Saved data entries
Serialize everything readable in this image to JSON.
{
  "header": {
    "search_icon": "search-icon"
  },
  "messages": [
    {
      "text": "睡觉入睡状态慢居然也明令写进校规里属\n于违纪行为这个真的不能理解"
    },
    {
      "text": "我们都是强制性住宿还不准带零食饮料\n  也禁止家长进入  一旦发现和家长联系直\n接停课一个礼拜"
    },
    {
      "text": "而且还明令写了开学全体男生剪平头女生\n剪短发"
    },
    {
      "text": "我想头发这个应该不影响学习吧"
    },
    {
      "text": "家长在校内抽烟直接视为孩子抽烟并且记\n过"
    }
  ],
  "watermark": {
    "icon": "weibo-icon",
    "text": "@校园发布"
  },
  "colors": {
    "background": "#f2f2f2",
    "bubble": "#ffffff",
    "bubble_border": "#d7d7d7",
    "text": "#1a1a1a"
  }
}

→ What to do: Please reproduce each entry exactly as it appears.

→ Response to the task:
Serialize everything readable in this image to JSON.
{
  "header": {
    "search_icon": "search-icon"
  },
  "messages": [
    {
      "text": "睡觉入睡状态慢居然也明令写进校规里属\n于违纪行为这个真的不能理解"
    },
    {
      "text": "我们都是强制性住宿还不准带零食饮料\n  也禁止家长进入  一旦发现和家长联系直\n接停课一个礼拜"
    },
    {
      "text": "而且还明令写了开学全体男生剪平头女生\n剪短发"
    },
    {
      "text": "我想头发这个应该不影响学习吧"
    },
    {
      "text": "家长在校内抽烟直接视为孩子抽烟并且记\n过"
    }
  ],
  "watermark": {
    "icon": "weibo-icon",
    "text": "@校园发布"
  },
  "colors": {
    "background": "#f2f2f2",
    "bubble": "#ffffff",
    "bubble_border": "#d7d7d7",
    "text": "#1a1a1a"
  }
}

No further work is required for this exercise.